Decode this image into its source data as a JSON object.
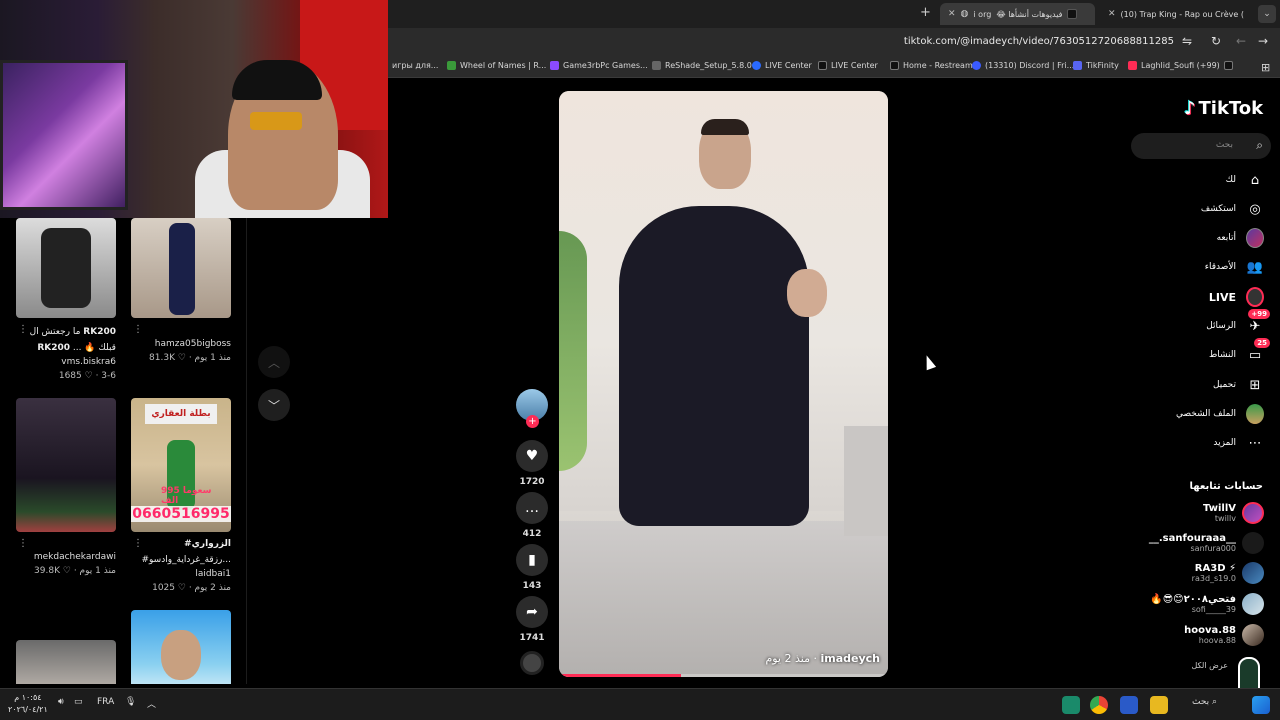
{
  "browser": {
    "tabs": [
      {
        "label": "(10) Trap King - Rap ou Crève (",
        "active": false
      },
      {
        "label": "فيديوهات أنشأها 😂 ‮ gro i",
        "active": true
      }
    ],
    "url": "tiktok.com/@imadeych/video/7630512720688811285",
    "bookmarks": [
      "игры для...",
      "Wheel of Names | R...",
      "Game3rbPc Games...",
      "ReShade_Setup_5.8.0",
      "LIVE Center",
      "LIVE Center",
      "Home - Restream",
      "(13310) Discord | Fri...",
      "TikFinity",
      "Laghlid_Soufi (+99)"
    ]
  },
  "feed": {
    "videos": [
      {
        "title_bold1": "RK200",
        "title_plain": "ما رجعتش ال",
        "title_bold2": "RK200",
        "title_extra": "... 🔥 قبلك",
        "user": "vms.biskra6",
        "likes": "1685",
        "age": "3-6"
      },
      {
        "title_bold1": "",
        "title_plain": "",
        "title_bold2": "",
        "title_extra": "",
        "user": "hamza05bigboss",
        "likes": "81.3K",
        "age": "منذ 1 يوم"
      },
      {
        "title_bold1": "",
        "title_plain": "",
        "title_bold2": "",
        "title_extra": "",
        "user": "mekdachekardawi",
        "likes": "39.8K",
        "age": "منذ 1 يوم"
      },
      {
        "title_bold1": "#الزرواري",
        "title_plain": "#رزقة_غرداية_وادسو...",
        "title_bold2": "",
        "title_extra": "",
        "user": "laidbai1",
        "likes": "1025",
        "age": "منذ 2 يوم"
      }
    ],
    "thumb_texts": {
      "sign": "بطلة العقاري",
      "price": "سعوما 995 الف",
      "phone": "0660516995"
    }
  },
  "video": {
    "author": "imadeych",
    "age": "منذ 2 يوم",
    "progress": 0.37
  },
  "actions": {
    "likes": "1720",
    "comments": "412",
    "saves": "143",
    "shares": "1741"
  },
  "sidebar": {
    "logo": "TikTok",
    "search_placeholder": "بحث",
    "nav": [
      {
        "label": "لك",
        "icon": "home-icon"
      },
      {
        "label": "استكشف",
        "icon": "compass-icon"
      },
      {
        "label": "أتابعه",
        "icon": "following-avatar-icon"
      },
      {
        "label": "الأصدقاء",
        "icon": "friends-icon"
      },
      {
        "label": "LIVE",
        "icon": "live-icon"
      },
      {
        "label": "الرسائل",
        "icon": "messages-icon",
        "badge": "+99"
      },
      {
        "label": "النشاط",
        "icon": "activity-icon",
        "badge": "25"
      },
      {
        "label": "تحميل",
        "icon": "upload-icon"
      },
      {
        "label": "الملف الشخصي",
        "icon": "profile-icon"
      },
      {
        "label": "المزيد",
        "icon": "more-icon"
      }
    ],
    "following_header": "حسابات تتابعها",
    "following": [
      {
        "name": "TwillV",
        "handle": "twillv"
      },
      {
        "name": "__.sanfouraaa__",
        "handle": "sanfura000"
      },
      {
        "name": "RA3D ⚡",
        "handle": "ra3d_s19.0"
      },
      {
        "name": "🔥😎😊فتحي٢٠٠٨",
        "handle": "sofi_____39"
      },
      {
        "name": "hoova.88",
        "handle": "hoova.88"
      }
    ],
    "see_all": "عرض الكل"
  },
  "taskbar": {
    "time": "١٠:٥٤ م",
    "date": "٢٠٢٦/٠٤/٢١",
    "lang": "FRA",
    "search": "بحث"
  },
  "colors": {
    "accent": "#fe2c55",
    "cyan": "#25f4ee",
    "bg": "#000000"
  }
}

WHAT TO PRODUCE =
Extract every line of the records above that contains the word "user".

EXERCISE RESPONSE =
        "user": "vms.biskra6",
        "user": "hamza05bigboss",
        "user": "mekdachekardawi",
        "user": "laidbai1",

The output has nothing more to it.